A good setting is a setting appropriate to the character you're shooting. Just keep your eyes opened in case you run accross an unusual place. When you don't know where to shoot, go to the closest park, natural settings are the easiest to work with.

Thanks! I've definitely been experimenting more with my camera since returning to school where I learn about those mentioned above. (I'm in film) These are photos from back when I got my camera. Of course I haven't gotten around to uploading them.

Are there any preferred aperture/ISO/shutter speed combination you prefer? (Just wants to see how they look on my camera)

Ashurachan
12-07-2010, 08:49 AM
Well I have no 'favorite settings', except at cons I tend to shoot at a wide aperture to catch more light and blur backgrounds at the same time.
ISO depends mostly on how much light is available at the moment, and it is always preferrable to use low ISO (less noise, more dynamic range), so I try to stick to 100/200 outside, 400 inside if it works (with my 50/1.8 wide open it's generally enough), 800/1600 when I have to. I don't use auto ISO, because I did not have auto ISO for years and can do without it ^^;
A minimum shutter speed of 1/focal length is a rule of thumb for unstabilized lenses, if you don't want to miss shots because of shaking. For example 1/50 for a 50 mm lens.

Before manual mode, I used aperture mode most of the time.
- I chose aperture depending on what I was aiming for, depth-of-field wise.
- then chose ISO depending on the amount of light available
- kept an eye on shutter speed. If it was too low, changed one of the other settings.

ByeByeBeautiful
12-07-2010, 09:16 AM
Wow, that's a lot of shots to go through! It's usually better to pick three or four for a Critique, that way we can give you some specific advice.

General things you're doing right:

- You're mostly working with available light and not using your camera's direct flash.

- You're trying different settings. (Alleys and trees are fun places to shoot!)

- You're noticing interesting colors. (I really like the Mello shots with the black and red against the gray and green)

- You want to get better!



General things to work on:

- Watch your backgrounds. I don't believe Ouran Host Club took place in a Tim Horton's. :D Beware of random signs, trash cans, cars, rampaging giant robots...

- Watch the cosplayer's faces. In many of the shots shadows are blocking their eyes. http://justinem1989.deviantart.com/gallery/25509081#/d2re62s

- Do not shoot into the sun! http://justinem1989.deviantart.com/gallery/25507437#/d2re4mc It's a cute idea but the subjects are completely blown out and fuzzy.

- Experiment with different angles. Right now you're shooting straight on, with the camera at the subject's eye level. Mix it up. Crouch, lie down, climb up high, work those muscles! (For example, this shot http://justinem1989.deviantart.com/gallery/25503690#/d2rcw8r would work better with a lower angle.
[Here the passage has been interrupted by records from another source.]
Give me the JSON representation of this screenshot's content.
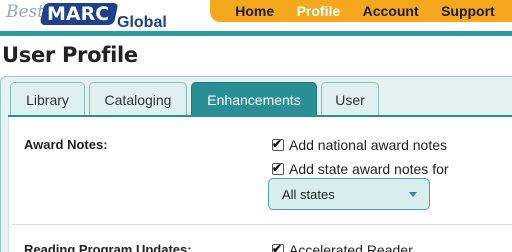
{
  "brand": {
    "best": "Best",
    "marc": "MARC",
    "tm": "™",
    "global": "Global"
  },
  "nav": {
    "items": [
      {
        "label": "Home",
        "active": false
      },
      {
        "label": "Profile",
        "active": true
      },
      {
        "label": "Account",
        "active": false
      },
      {
        "label": "Support",
        "active": false
      }
    ]
  },
  "page": {
    "title": "User Profile"
  },
  "tabs": [
    {
      "label": "Library",
      "active": false
    },
    {
      "label": "Cataloging",
      "active": false
    },
    {
      "label": "Enhancements",
      "active": true
    },
    {
      "label": "User",
      "active": false
    }
  ],
  "award_notes": {
    "label": "Award Notes:",
    "national": {
      "label": "Add national award notes",
      "checked": true
    },
    "state": {
      "label": "Add state award notes for",
      "checked": true
    },
    "states_select": {
      "value": "All states"
    }
  },
  "reading_program": {
    "label": "Reading Program Updates:",
    "accelerated": {
      "label": "Accelerated Reader",
      "checked": true
    }
  },
  "colors": {
    "nav_bg": "#f6a81c",
    "teal": "#2a8f95",
    "brand_blue": "#1f3f8f"
  }
}
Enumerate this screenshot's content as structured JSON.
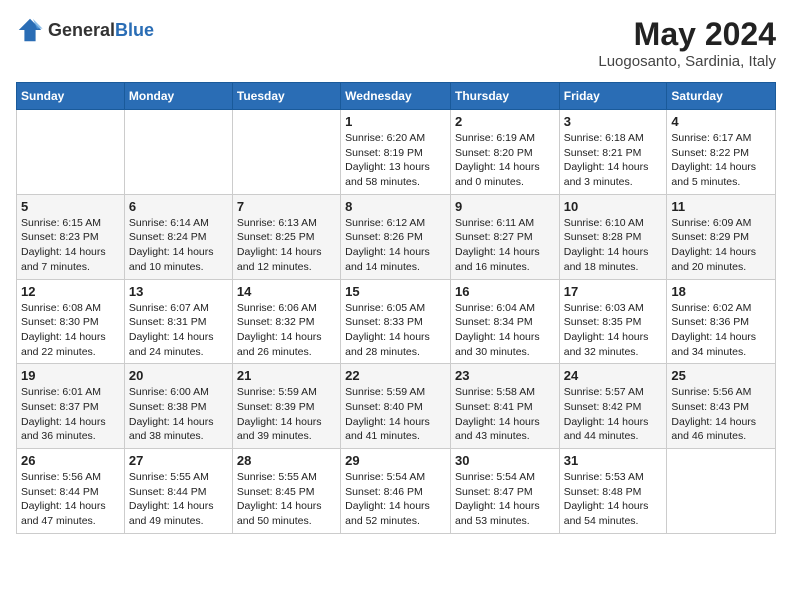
{
  "header": {
    "logo_general": "General",
    "logo_blue": "Blue",
    "month_year": "May 2024",
    "location": "Luogosanto, Sardinia, Italy"
  },
  "weekdays": [
    "Sunday",
    "Monday",
    "Tuesday",
    "Wednesday",
    "Thursday",
    "Friday",
    "Saturday"
  ],
  "weeks": [
    [
      {
        "day": "",
        "info": ""
      },
      {
        "day": "",
        "info": ""
      },
      {
        "day": "",
        "info": ""
      },
      {
        "day": "1",
        "sunrise": "Sunrise: 6:20 AM",
        "sunset": "Sunset: 8:19 PM",
        "daylight": "Daylight: 13 hours and 58 minutes."
      },
      {
        "day": "2",
        "sunrise": "Sunrise: 6:19 AM",
        "sunset": "Sunset: 8:20 PM",
        "daylight": "Daylight: 14 hours and 0 minutes."
      },
      {
        "day": "3",
        "sunrise": "Sunrise: 6:18 AM",
        "sunset": "Sunset: 8:21 PM",
        "daylight": "Daylight: 14 hours and 3 minutes."
      },
      {
        "day": "4",
        "sunrise": "Sunrise: 6:17 AM",
        "sunset": "Sunset: 8:22 PM",
        "daylight": "Daylight: 14 hours and 5 minutes."
      }
    ],
    [
      {
        "day": "5",
        "sunrise": "Sunrise: 6:15 AM",
        "sunset": "Sunset: 8:23 PM",
        "daylight": "Daylight: 14 hours and 7 minutes."
      },
      {
        "day": "6",
        "sunrise": "Sunrise: 6:14 AM",
        "sunset": "Sunset: 8:24 PM",
        "daylight": "Daylight: 14 hours and 10 minutes."
      },
      {
        "day": "7",
        "sunrise": "Sunrise: 6:13 AM",
        "sunset": "Sunset: 8:25 PM",
        "daylight": "Daylight: 14 hours and 12 minutes."
      },
      {
        "day": "8",
        "sunrise": "Sunrise: 6:12 AM",
        "sunset": "Sunset: 8:26 PM",
        "daylight": "Daylight: 14 hours and 14 minutes."
      },
      {
        "day": "9",
        "sunrise": "Sunrise: 6:11 AM",
        "sunset": "Sunset: 8:27 PM",
        "daylight": "Daylight: 14 hours and 16 minutes."
      },
      {
        "day": "10",
        "sunrise": "Sunrise: 6:10 AM",
        "sunset": "Sunset: 8:28 PM",
        "daylight": "Daylight: 14 hours and 18 minutes."
      },
      {
        "day": "11",
        "sunrise": "Sunrise: 6:09 AM",
        "sunset": "Sunset: 8:29 PM",
        "daylight": "Daylight: 14 hours and 20 minutes."
      }
    ],
    [
      {
        "day": "12",
        "sunrise": "Sunrise: 6:08 AM",
        "sunset": "Sunset: 8:30 PM",
        "daylight": "Daylight: 14 hours and 22 minutes."
      },
      {
        "day": "13",
        "sunrise": "Sunrise: 6:07 AM",
        "sunset": "Sunset: 8:31 PM",
        "daylight": "Daylight: 14 hours and 24 minutes."
      },
      {
        "day": "14",
        "sunrise": "Sunrise: 6:06 AM",
        "sunset": "Sunset: 8:32 PM",
        "daylight": "Daylight: 14 hours and 26 minutes."
      },
      {
        "day": "15",
        "sunrise": "Sunrise: 6:05 AM",
        "sunset": "Sunset: 8:33 PM",
        "daylight": "Daylight: 14 hours and 28 minutes."
      },
      {
        "day": "16",
        "sunrise": "Sunrise: 6:04 AM",
        "sunset": "Sunset: 8:34 PM",
        "daylight": "Daylight: 14 hours and 30 minutes."
      },
      {
        "day": "17",
        "sunrise": "Sunrise: 6:03 AM",
        "sunset": "Sunset: 8:35 PM",
        "daylight": "Daylight: 14 hours and 32 minutes."
      },
      {
        "day": "18",
        "sunrise": "Sunrise: 6:02 AM",
        "sunset": "Sunset: 8:36 PM",
        "daylight": "Daylight: 14 hours and 34 minutes."
      }
    ],
    [
      {
        "day": "19",
        "sunrise": "Sunrise: 6:01 AM",
        "sunset": "Sunset: 8:37 PM",
        "daylight": "Daylight: 14 hours and 36 minutes."
      },
      {
        "day": "20",
        "sunrise": "Sunrise: 6:00 AM",
        "sunset": "Sunset: 8:38 PM",
        "daylight": "Daylight: 14 hours and 38 minutes."
      },
      {
        "day": "21",
        "sunrise": "Sunrise: 5:59 AM",
        "sunset": "Sunset: 8:39 PM",
        "daylight": "Daylight: 14 hours and 39 minutes."
      },
      {
        "day": "22",
        "sunrise": "Sunrise: 5:59 AM",
        "sunset": "Sunset: 8:40 PM",
        "daylight": "Daylight: 14 hours and 41 minutes."
      },
      {
        "day": "23",
        "sunrise": "Sunrise: 5:58 AM",
        "sunset": "Sunset: 8:41 PM",
        "daylight": "Daylight: 14 hours and 43 minutes."
      },
      {
        "day": "24",
        "sunrise": "Sunrise: 5:57 AM",
        "sunset": "Sunset: 8:42 PM",
        "daylight": "Daylight: 14 hours and 44 minutes."
      },
      {
        "day": "25",
        "sunrise": "Sunrise: 5:56 AM",
        "sunset": "Sunset: 8:43 PM",
        "daylight": "Daylight: 14 hours and 46 minutes."
      }
    ],
    [
      {
        "day": "26",
        "sunrise": "Sunrise: 5:56 AM",
        "sunset": "Sunset: 8:44 PM",
        "daylight": "Daylight: 14 hours and 47 minutes."
      },
      {
        "day": "27",
        "sunrise": "Sunrise: 5:55 AM",
        "sunset": "Sunset: 8:44 PM",
        "daylight": "Daylight: 14 hours and 49 minutes."
      },
      {
        "day": "28",
        "sunrise": "Sunrise: 5:55 AM",
        "sunset": "Sunset: 8:45 PM",
        "daylight": "Daylight: 14 hours and 50 minutes."
      },
      {
        "day": "29",
        "sunrise": "Sunrise: 5:54 AM",
        "sunset": "Sunset: 8:46 PM",
        "daylight": "Daylight: 14 hours and 52 minutes."
      },
      {
        "day": "30",
        "sunrise": "Sunrise: 5:54 AM",
        "sunset": "Sunset: 8:47 PM",
        "daylight": "Daylight: 14 hours and 53 minutes."
      },
      {
        "day": "31",
        "sunrise": "Sunrise: 5:53 AM",
        "sunset": "Sunset: 8:48 PM",
        "daylight": "Daylight: 14 hours and 54 minutes."
      },
      {
        "day": "",
        "info": ""
      }
    ]
  ]
}
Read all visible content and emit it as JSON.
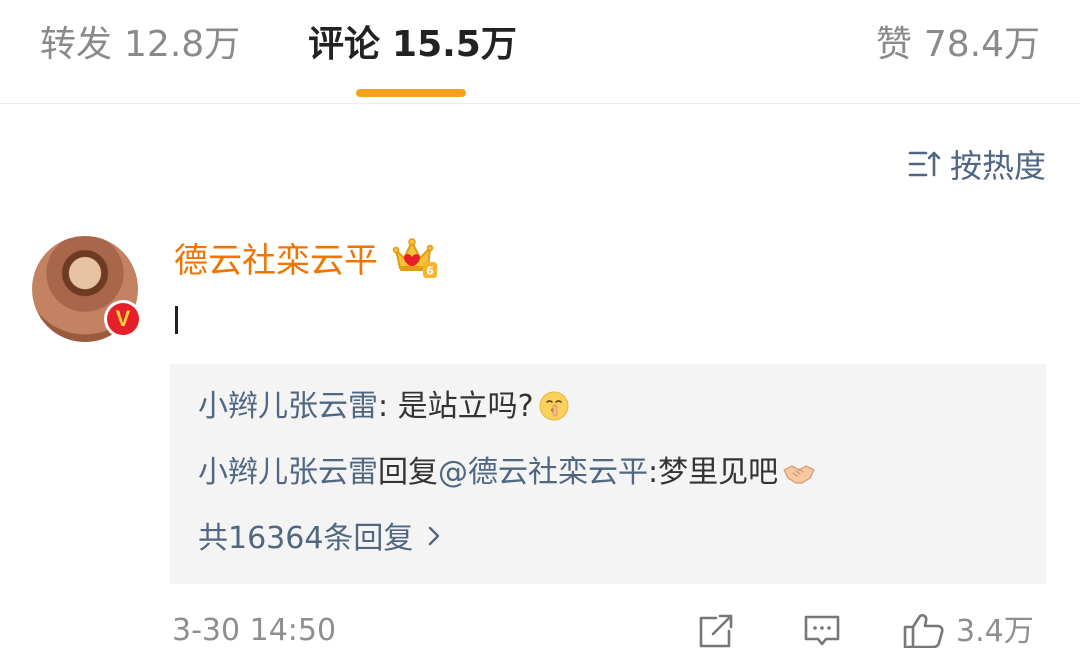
{
  "tabs": {
    "repost": {
      "label": "转发",
      "count": "12.8万"
    },
    "comment": {
      "label": "评论",
      "count": "15.5万",
      "active": true
    },
    "like": {
      "label": "赞",
      "count": "78.4万"
    }
  },
  "sort": {
    "label": "按热度",
    "icon": "sort-icon"
  },
  "comment": {
    "username": "德云社栾云平",
    "badge_icon": "verified-v-icon",
    "crown_icon": "member-crown-icon",
    "crown_level": "6",
    "text": "",
    "timestamp": "3-30 14:50",
    "like_count": "3.4万",
    "replies": [
      {
        "user": "小辫儿张云雷",
        "separator": ": ",
        "text": "是站立吗?",
        "emoji": "shush-face-emoji"
      },
      {
        "user": "小辫儿张云雷",
        "reply_word": "回复",
        "mention": "@德云社栾云平",
        "text": ":梦里见吧",
        "emoji": "handshake-emoji"
      }
    ],
    "more_replies": "共16364条回复",
    "more_replies_icon": "chevron-right-icon"
  },
  "colors": {
    "accent": "#f4a31d",
    "username": "#f07400",
    "link": "#4f6781",
    "muted": "#8e8e8e",
    "reply_bg": "#f4f4f4"
  }
}
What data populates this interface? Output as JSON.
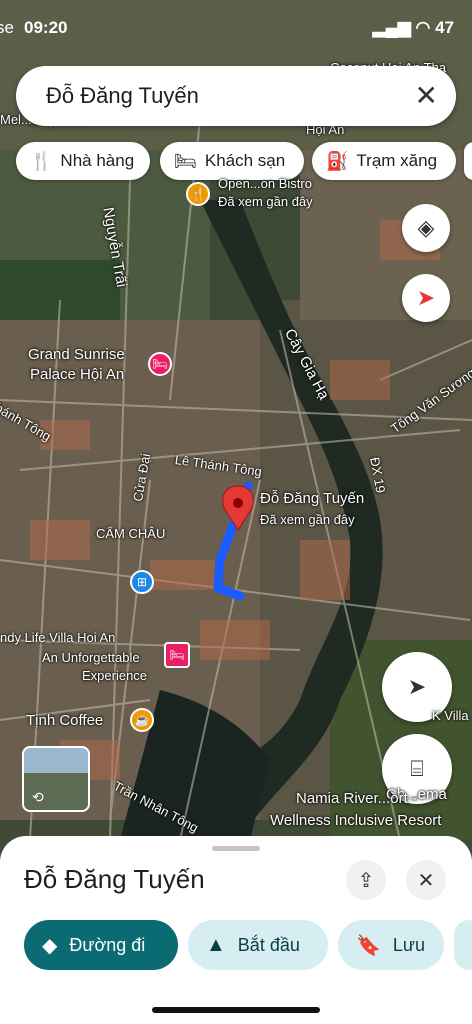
{
  "status_bar": {
    "time": "09:20",
    "left_fragment": "se",
    "battery": "47"
  },
  "search": {
    "query": "Đỗ Đăng Tuyến"
  },
  "chips": [
    {
      "label": "Nhà hàng",
      "icon": "fork-knife-icon"
    },
    {
      "label": "Khách sạn",
      "icon": "bed-icon"
    },
    {
      "label": "Trạm xăng",
      "icon": "gas-pump-icon"
    }
  ],
  "map_labels": {
    "grand_sunrise": "Grand Sunrise",
    "palace": "Palace Hội An",
    "le_thanh_tong": "Lê Thánh Tông",
    "dest_name": "Đỗ Đăng Tuyến",
    "dest_sub": "Đã xem gần đây",
    "cam_chau": "CẨM CHÂU",
    "cua_dai": "Cửa Đại",
    "cay_gia_ha": "Cây Gia Hạ",
    "tong_van_suong": "Tống Văn Sương",
    "nguyen_trai": "Nguyễn Trãi",
    "dx19": "ĐX 19",
    "thanh_tong_left": "hánh Tông",
    "ndy_life": "ndy Life Villa Hoi An",
    "unforgettable": "An Unforgettable",
    "experience": "Experience",
    "tinh_coffee": "Tịnh Coffee",
    "tran_nhan_tong": "Trần Nhân Tông",
    "namia": "Namia River...ort -",
    "wellness": "Wellness Inclusive Resort",
    "chema": "Ch...ema",
    "k_villa": "K Villa",
    "open_bistro": "Open...on Bistro",
    "open_bistro_sub": "Đã xem gần đây",
    "hoi_an_top": "Hội An",
    "top_right": "Coconut Hoi An Tha",
    "top_left": "Mel...ouly R..."
  },
  "colors": {
    "route": "#1a5cff",
    "pin": "#e53935",
    "action_primary": "#0b6b73",
    "action_secondary": "#d6eef1"
  },
  "sheet": {
    "title": "Đỗ Đăng Tuyến",
    "actions": [
      {
        "label": "Đường đi",
        "icon": "directions-icon"
      },
      {
        "label": "Bắt đầu",
        "icon": "navigation-arrow-icon"
      },
      {
        "label": "Lưu",
        "icon": "bookmark-icon"
      }
    ]
  }
}
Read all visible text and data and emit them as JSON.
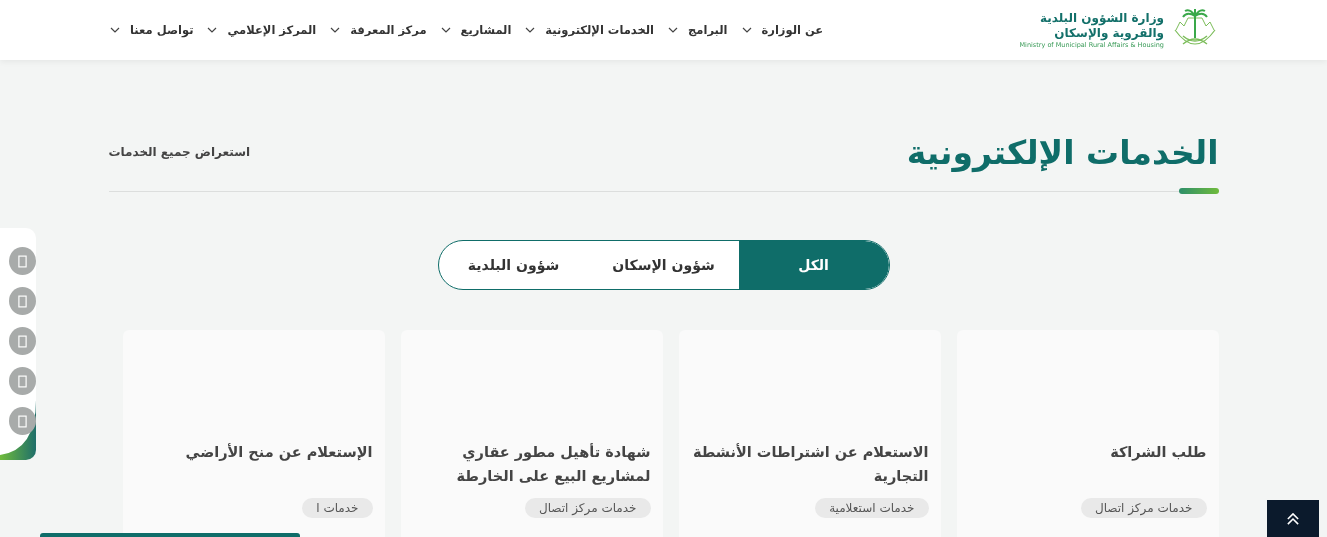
{
  "header": {
    "logo": {
      "name_line_1": "وزارة الشؤون البلدية",
      "name_line_2": "والقروية والإسكان",
      "english": "Ministry of Municipal Rural Affairs & Housing"
    },
    "nav": [
      {
        "label": "عن الوزارة"
      },
      {
        "label": "البرامج"
      },
      {
        "label": "الخدمات الإلكترونية"
      },
      {
        "label": "المشاريع"
      },
      {
        "label": "مركز المعرفة"
      },
      {
        "label": "المركز الإعلامي"
      },
      {
        "label": "تواصل معنا"
      }
    ]
  },
  "section": {
    "title": "الخدمات الإلكترونية",
    "view_all": "استعراض جميع الخدمات"
  },
  "tabs": [
    {
      "label": "الكل",
      "selected": true
    },
    {
      "label": "شؤون الإسكان",
      "selected": false
    },
    {
      "label": "شؤون البلدية",
      "selected": false
    }
  ],
  "cards": [
    {
      "title": "طلب الشراكة",
      "tag": "خدمات مركز اتصال"
    },
    {
      "title": "الاستعلام عن اشتراطات الأنشطة التجارية",
      "tag": "خدمات استعلامية"
    },
    {
      "title": "شهادة تأهيل مطور عقاري لمشاريع البيع على الخارطة",
      "tag": "خدمات مركز اتصال"
    },
    {
      "title": "الإستعلام عن منح الأراضي",
      "tag": "خدمات ا"
    }
  ]
}
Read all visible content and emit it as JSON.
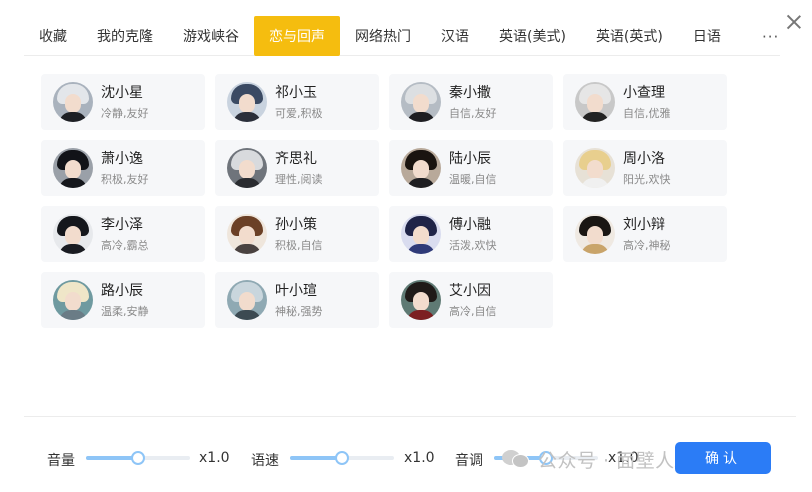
{
  "tabs": [
    {
      "label": "收藏",
      "active": false
    },
    {
      "label": "我的克隆",
      "active": false
    },
    {
      "label": "游戏峡谷",
      "active": false
    },
    {
      "label": "恋与回声",
      "active": true
    },
    {
      "label": "网络热门",
      "active": false
    },
    {
      "label": "汉语",
      "active": false
    },
    {
      "label": "英语(美式)",
      "active": false
    },
    {
      "label": "英语(英式)",
      "active": false
    },
    {
      "label": "日语",
      "active": false
    }
  ],
  "more_label": "···",
  "voices": [
    {
      "name": "沈小星",
      "tags": "冷静,友好",
      "hair": "#e3e6ea",
      "suit": "#1d1f24",
      "bg": "#a9b2bd"
    },
    {
      "name": "祁小玉",
      "tags": "可爱,积极",
      "hair": "#3b4a63",
      "suit": "#2b2f3a",
      "bg": "#c9d3df"
    },
    {
      "name": "秦小撒",
      "tags": "自信,友好",
      "hair": "#dcdfe2",
      "suit": "#1e1e22",
      "bg": "#b5bcc4"
    },
    {
      "name": "小查理",
      "tags": "自信,优雅",
      "hair": "#e6e6e6",
      "suit": "#222",
      "bg": "#c8c8c8"
    },
    {
      "name": "萧小逸",
      "tags": "积极,友好",
      "hair": "#111318",
      "suit": "#15171c",
      "bg": "#9aa0a8"
    },
    {
      "name": "齐思礼",
      "tags": "理性,阅读",
      "hair": "#d8dadd",
      "suit": "#2a2c30",
      "bg": "#6f747b"
    },
    {
      "name": "陆小辰",
      "tags": "温暖,自信",
      "hair": "#1a1410",
      "suit": "#1f1f22",
      "bg": "#b8a99a"
    },
    {
      "name": "周小洛",
      "tags": "阳光,欢快",
      "hair": "#e8cf8e",
      "suit": "#f0f0f0",
      "bg": "#e7e1d6"
    },
    {
      "name": "李小泽",
      "tags": "高冷,霸总",
      "hair": "#15171c",
      "suit": "#1a1c22",
      "bg": "#e7e9ec"
    },
    {
      "name": "孙小策",
      "tags": "积极,自信",
      "hair": "#6b4026",
      "suit": "#4a4240",
      "bg": "#efe6dc"
    },
    {
      "name": "傅小融",
      "tags": "活泼,欢快",
      "hair": "#1f2448",
      "suit": "#2f3a78",
      "bg": "#d9dcef"
    },
    {
      "name": "刘小辩",
      "tags": "高冷,神秘",
      "hair": "#1a1613",
      "suit": "#c9a46a",
      "bg": "#efe9e2"
    },
    {
      "name": "路小辰",
      "tags": "温柔,安静",
      "hair": "#efe6c8",
      "suit": "#6a7c86",
      "bg": "#6f9aa0"
    },
    {
      "name": "叶小瑄",
      "tags": "神秘,强势",
      "hair": "#c9d6dd",
      "suit": "#3c4a52",
      "bg": "#8fa9b3"
    },
    {
      "name": "艾小因",
      "tags": "高冷,自信",
      "hair": "#1f1a18",
      "suit": "#7c1f22",
      "bg": "#5f7a74"
    }
  ],
  "controls": {
    "volume": {
      "label": "音量",
      "value": "x1.0",
      "level": 0.5
    },
    "speed": {
      "label": "语速",
      "value": "x1.0",
      "level": 0.5
    },
    "pitch": {
      "label": "音调",
      "value": "x1.0",
      "level": 0.5
    }
  },
  "watermark": "公众号 · 面壁人AI工具库",
  "confirm_label": "确认",
  "colors": {
    "accent": "#f5bd0f",
    "primary": "#2b7cf6",
    "slider": "#8ec5f7"
  }
}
This would create a sense of Mello looming over the viewer.)

- Be picky about what you post. VERY picky. Audiences have short attention spans, and get bored with ten shots of one person standing around. Try to pick 3 or 4 best photos from each set. Ask friends or fellow students to take a quick look before submitting them. (You can certainly post more than this, but just try it out. It's harder than you'd think!)




As far as equipment goes, we all have our own preferences. It's better to practice your composition skills first.

Keep shooting, and keep showing us your progress! Good luck!